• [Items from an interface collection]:
Segment Open

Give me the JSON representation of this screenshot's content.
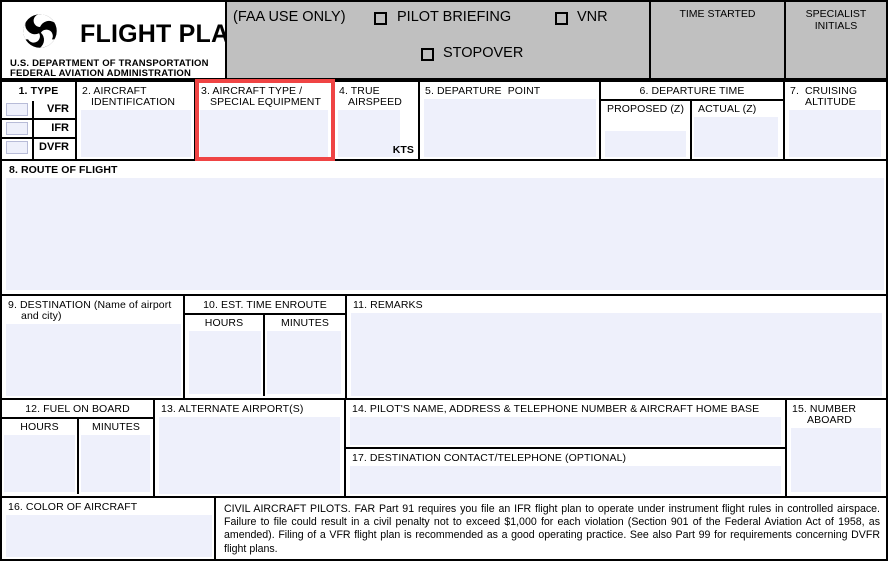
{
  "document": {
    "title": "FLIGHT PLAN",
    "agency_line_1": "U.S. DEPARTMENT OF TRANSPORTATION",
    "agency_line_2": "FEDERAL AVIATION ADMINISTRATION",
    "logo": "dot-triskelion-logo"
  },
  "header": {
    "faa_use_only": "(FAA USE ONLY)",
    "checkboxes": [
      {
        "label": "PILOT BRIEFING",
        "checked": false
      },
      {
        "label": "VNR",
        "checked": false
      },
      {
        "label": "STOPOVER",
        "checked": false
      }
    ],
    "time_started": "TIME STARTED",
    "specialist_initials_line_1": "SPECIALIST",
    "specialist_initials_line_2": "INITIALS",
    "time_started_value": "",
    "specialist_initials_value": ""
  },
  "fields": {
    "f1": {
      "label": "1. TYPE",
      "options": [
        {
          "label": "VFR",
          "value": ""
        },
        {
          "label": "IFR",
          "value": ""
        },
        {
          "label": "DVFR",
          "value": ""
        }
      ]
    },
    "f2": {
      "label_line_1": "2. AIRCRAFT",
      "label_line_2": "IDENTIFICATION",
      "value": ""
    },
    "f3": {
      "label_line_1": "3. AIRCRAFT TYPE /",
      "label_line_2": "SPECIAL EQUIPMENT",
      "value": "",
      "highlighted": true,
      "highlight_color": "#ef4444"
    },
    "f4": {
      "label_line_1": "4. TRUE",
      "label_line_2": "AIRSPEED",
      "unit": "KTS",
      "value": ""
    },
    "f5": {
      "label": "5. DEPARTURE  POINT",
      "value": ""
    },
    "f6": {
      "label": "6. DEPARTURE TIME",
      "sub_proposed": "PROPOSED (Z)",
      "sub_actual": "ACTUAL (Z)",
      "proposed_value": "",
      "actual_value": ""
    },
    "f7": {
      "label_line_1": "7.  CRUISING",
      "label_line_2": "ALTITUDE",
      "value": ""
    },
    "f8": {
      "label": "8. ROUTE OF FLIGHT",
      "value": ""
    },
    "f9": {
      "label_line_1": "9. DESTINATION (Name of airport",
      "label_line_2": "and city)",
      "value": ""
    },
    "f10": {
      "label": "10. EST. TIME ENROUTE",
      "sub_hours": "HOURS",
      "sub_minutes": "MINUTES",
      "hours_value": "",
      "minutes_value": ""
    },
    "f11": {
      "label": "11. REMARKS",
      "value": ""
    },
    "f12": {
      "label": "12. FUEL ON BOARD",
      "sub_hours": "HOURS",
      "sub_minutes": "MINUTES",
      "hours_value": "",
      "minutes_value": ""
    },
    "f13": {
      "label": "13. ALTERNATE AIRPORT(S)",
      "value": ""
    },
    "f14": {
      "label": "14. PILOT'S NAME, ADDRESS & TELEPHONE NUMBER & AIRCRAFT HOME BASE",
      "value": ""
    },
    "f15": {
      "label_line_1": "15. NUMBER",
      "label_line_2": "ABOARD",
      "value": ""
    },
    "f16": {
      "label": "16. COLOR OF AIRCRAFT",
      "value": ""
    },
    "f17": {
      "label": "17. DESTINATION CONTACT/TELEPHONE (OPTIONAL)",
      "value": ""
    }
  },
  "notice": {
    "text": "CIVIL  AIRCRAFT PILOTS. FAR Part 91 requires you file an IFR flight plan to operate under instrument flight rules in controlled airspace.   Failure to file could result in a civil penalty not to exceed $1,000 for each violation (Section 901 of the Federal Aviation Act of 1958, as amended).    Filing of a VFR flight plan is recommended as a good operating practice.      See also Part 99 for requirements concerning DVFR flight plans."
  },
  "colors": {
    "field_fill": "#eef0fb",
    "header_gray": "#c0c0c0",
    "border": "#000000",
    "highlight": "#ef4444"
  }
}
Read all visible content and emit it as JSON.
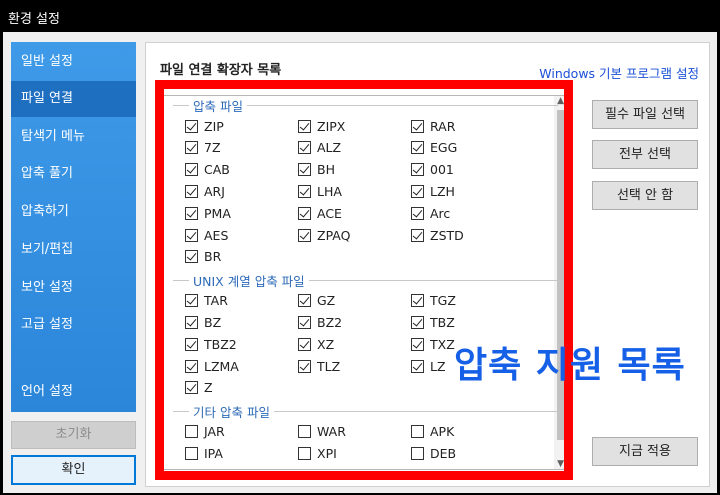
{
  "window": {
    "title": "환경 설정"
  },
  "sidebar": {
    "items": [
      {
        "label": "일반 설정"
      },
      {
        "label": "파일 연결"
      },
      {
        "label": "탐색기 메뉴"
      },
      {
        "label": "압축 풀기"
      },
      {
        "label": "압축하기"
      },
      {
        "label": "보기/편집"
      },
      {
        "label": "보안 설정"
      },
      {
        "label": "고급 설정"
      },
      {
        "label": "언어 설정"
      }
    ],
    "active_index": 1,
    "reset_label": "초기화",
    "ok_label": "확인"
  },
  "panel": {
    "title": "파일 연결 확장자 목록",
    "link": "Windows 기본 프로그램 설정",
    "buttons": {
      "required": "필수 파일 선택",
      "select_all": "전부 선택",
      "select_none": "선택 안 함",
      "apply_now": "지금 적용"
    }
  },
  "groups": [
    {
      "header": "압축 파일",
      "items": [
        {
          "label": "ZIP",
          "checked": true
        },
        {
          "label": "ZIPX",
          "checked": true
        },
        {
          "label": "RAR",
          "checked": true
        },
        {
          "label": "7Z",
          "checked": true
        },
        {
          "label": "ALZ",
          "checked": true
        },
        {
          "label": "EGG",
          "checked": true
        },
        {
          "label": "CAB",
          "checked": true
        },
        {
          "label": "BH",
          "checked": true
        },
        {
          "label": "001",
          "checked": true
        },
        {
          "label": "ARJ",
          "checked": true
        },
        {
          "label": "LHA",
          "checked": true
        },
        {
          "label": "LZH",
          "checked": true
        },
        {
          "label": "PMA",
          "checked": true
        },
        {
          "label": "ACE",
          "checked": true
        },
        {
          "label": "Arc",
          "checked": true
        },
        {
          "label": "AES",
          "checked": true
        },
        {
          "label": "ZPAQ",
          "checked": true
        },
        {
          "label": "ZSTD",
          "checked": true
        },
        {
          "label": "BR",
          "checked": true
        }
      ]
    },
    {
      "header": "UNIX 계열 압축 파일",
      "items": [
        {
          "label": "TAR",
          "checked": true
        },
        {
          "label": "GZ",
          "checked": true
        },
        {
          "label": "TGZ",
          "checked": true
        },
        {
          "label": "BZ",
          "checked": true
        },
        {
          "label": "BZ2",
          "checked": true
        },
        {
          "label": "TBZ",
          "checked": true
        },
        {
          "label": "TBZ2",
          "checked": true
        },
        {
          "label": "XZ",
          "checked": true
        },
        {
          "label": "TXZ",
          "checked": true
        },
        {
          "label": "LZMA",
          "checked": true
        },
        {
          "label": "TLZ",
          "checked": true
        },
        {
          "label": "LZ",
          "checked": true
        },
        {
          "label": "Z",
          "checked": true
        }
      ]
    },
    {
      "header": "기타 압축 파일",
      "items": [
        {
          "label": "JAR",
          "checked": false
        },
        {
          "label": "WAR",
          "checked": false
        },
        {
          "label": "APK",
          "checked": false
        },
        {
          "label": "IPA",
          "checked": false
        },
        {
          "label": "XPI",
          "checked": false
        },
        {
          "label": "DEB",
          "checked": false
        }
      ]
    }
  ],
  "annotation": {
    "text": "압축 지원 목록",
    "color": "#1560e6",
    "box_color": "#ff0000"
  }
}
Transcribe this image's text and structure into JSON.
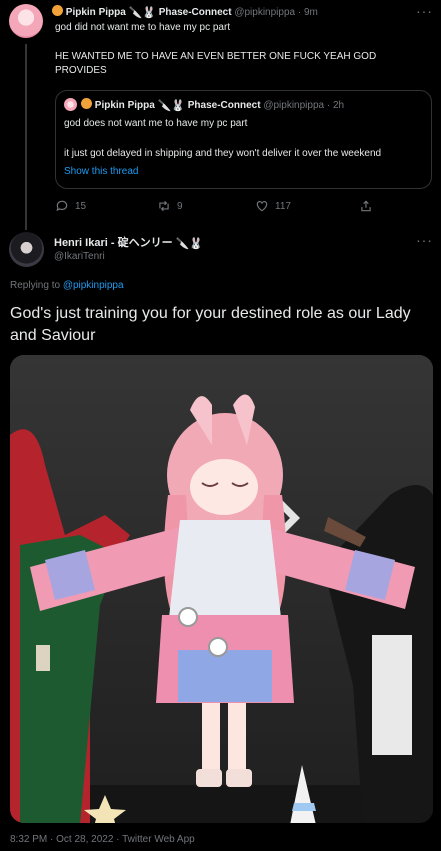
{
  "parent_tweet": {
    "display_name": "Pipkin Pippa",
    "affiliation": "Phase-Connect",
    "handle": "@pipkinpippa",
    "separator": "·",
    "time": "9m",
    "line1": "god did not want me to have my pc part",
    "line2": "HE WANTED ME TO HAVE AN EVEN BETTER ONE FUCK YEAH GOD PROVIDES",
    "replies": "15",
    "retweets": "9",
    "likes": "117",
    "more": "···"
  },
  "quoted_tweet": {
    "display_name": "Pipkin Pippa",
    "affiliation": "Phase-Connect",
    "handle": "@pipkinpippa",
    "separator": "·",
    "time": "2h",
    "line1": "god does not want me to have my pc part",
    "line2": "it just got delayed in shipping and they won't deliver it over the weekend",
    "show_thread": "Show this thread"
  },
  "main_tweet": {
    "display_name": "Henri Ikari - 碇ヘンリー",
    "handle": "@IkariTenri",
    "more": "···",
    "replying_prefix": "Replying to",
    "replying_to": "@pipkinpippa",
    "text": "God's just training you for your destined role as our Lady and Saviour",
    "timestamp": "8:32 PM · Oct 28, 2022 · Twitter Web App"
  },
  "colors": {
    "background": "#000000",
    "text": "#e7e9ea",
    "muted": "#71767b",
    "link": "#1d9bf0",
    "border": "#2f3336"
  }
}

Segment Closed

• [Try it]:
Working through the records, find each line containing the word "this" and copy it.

• [Solution below]:
Give me the JSON representation of this screenshot's content.
Transcribe this image's text and structure into JSON.
    "show_thread": "Show this thread"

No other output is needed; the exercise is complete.